§ **TASK PROMPT**:
Copy out, from the data below, each line in which the word "JSON" occurs.

§ **LISTED RECORDS**:
»»
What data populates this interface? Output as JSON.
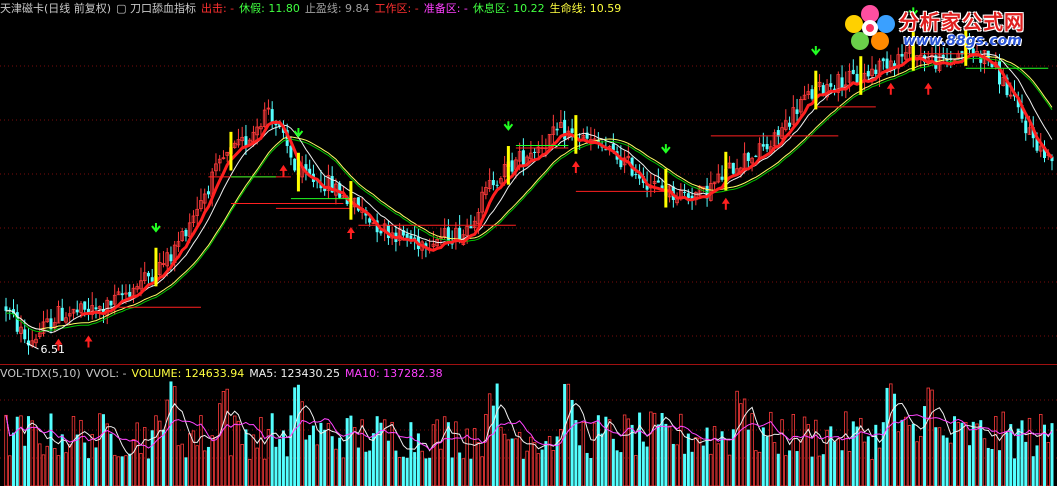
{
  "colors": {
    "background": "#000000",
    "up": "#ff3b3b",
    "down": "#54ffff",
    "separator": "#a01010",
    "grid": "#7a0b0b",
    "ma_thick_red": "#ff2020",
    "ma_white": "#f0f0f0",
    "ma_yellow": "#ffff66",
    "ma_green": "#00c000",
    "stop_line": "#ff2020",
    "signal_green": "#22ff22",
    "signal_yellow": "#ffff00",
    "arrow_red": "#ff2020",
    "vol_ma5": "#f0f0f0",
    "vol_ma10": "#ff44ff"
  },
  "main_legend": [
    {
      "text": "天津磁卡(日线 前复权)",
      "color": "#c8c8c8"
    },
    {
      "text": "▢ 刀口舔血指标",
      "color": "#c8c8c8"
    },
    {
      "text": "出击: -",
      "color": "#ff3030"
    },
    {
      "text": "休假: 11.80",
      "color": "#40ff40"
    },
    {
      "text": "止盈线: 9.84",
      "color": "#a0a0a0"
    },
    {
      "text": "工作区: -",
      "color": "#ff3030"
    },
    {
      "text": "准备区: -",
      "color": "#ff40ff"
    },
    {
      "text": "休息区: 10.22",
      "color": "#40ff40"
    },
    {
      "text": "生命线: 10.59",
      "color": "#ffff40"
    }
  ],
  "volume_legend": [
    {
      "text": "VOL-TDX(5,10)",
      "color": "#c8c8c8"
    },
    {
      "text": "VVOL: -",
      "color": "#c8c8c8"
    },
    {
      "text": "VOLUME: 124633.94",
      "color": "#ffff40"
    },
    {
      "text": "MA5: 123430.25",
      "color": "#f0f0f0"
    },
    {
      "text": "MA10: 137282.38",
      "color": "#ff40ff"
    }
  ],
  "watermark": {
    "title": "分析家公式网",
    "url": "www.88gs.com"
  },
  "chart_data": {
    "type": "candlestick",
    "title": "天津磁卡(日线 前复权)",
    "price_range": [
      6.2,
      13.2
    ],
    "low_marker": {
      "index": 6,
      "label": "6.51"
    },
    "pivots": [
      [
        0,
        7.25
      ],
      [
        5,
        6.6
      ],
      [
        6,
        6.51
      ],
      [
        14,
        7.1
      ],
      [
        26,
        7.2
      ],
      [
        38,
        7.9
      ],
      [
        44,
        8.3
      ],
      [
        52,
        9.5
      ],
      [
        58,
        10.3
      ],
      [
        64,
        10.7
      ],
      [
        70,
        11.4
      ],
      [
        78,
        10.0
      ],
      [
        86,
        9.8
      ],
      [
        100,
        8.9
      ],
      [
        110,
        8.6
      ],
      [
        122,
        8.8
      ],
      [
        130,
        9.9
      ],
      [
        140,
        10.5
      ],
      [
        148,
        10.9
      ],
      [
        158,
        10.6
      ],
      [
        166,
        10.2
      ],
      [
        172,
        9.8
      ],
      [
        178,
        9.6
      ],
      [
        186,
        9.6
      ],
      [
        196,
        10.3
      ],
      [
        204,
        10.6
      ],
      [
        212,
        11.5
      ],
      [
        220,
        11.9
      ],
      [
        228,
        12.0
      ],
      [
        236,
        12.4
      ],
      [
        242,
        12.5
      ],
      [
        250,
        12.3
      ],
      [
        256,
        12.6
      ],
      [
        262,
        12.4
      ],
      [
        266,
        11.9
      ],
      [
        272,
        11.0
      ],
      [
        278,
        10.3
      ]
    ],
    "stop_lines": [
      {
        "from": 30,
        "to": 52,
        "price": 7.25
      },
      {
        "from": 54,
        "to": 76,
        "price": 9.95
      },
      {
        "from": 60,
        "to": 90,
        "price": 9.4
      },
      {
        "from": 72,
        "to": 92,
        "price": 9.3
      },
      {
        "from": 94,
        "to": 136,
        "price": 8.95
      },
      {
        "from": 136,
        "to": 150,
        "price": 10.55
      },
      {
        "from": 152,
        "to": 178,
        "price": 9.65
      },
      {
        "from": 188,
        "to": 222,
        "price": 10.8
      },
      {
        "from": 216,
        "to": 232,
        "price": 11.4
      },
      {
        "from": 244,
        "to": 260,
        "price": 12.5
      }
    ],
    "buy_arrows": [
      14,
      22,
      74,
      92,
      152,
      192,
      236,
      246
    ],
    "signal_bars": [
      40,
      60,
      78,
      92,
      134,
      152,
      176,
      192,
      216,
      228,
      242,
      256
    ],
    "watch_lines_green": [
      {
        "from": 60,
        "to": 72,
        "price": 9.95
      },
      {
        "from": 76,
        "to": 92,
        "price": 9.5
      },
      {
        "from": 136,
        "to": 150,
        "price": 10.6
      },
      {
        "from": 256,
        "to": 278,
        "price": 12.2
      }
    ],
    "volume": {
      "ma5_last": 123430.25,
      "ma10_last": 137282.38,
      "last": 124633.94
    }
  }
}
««
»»
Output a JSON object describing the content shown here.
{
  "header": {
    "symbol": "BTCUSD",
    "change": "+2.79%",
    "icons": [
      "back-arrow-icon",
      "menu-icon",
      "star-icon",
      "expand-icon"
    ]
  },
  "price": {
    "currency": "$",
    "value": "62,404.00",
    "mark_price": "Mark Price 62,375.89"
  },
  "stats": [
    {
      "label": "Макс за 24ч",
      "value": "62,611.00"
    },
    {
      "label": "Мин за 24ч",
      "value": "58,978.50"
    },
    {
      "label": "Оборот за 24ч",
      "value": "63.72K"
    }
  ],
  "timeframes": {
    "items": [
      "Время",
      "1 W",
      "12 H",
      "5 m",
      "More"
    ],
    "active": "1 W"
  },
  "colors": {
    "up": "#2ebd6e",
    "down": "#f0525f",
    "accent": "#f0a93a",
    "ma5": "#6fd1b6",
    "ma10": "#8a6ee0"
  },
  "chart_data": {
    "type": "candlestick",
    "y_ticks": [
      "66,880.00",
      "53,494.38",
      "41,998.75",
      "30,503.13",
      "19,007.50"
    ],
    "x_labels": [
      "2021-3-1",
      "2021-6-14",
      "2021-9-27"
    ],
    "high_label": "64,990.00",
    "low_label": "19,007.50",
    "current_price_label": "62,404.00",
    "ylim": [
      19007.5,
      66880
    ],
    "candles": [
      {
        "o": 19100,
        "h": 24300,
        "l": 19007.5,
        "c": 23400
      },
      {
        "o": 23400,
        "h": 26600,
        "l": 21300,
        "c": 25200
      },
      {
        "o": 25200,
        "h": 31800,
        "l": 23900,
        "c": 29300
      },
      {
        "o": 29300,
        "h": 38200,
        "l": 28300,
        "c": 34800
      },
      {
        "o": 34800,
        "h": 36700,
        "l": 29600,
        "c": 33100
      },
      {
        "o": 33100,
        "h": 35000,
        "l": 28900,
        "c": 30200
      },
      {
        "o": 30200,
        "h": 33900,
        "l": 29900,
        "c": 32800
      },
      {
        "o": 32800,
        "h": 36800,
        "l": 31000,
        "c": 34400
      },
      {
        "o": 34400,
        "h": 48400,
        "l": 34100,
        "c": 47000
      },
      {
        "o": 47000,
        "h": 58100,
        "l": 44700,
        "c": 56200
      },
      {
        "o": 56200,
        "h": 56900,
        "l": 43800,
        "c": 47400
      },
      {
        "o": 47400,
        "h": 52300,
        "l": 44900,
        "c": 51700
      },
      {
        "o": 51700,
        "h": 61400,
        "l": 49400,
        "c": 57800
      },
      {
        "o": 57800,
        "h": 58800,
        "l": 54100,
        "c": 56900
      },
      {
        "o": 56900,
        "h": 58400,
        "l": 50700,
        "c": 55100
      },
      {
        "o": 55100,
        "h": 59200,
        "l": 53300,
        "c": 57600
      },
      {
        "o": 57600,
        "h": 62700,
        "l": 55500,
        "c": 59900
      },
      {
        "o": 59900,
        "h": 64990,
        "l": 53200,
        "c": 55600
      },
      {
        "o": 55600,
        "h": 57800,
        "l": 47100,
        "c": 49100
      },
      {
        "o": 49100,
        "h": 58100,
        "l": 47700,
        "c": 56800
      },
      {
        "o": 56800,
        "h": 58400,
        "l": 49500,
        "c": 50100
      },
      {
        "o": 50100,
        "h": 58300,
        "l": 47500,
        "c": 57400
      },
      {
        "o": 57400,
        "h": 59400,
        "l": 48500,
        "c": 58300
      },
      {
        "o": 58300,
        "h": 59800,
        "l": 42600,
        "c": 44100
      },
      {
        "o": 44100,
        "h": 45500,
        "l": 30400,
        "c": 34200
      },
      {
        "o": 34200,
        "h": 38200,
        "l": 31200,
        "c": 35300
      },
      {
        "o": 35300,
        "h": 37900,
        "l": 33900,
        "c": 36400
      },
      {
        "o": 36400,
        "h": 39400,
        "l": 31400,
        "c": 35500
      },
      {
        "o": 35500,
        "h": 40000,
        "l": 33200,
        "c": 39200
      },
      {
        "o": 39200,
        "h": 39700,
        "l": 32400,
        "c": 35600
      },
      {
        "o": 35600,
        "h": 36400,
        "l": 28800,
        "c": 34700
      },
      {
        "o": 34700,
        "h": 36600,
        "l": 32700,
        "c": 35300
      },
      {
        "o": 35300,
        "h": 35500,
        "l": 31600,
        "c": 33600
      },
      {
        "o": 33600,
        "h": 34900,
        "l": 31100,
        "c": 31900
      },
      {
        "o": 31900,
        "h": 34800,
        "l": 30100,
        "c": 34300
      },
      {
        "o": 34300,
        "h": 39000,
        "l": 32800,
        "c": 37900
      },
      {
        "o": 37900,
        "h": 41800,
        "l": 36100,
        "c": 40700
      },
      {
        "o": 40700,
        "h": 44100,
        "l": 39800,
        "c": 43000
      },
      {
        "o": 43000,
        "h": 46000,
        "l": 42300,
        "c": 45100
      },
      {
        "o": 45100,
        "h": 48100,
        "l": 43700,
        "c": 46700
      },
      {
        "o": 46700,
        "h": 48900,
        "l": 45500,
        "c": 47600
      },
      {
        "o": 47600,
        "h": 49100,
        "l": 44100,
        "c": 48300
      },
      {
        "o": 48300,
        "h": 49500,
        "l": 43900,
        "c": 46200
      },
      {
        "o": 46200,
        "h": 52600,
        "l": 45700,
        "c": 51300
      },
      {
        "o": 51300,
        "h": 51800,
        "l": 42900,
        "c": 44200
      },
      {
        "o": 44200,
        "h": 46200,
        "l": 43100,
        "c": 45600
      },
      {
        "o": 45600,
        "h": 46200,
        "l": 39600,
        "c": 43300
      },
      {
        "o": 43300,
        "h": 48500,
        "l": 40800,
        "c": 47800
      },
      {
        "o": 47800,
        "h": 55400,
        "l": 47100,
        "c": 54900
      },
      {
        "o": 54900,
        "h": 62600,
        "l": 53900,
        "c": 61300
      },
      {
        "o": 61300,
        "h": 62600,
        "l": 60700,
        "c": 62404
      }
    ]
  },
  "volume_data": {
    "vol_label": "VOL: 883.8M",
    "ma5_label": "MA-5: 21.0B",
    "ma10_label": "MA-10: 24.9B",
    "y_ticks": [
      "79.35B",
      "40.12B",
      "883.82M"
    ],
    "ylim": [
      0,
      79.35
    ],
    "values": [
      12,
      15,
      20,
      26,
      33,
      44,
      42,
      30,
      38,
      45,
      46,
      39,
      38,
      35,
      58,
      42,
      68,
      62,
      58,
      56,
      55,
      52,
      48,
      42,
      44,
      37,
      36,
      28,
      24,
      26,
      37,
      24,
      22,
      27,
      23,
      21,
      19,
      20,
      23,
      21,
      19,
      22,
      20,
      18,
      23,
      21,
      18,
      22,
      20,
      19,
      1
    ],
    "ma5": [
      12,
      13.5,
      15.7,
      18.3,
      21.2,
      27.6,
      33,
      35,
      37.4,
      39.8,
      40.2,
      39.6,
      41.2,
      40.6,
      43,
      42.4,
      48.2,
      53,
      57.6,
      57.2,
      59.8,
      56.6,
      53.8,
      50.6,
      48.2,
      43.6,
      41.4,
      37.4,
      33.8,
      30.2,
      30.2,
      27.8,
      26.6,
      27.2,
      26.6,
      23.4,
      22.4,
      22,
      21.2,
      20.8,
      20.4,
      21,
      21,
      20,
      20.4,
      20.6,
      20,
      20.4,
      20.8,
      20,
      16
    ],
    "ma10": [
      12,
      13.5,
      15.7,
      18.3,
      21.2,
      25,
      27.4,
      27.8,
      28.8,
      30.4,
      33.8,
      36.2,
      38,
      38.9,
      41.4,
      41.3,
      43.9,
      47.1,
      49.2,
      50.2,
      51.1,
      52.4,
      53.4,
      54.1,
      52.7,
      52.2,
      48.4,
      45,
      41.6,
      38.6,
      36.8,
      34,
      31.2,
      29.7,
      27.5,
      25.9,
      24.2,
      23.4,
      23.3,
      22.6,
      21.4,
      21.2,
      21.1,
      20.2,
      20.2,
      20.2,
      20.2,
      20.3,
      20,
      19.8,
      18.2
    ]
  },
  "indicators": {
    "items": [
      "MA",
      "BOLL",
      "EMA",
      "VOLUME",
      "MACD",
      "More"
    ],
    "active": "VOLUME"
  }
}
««
§ **RESPONSE FOR THIS EXERCISE**:
What data populates this interface? Output as JSON.
Output a JSON object describing the content shown here.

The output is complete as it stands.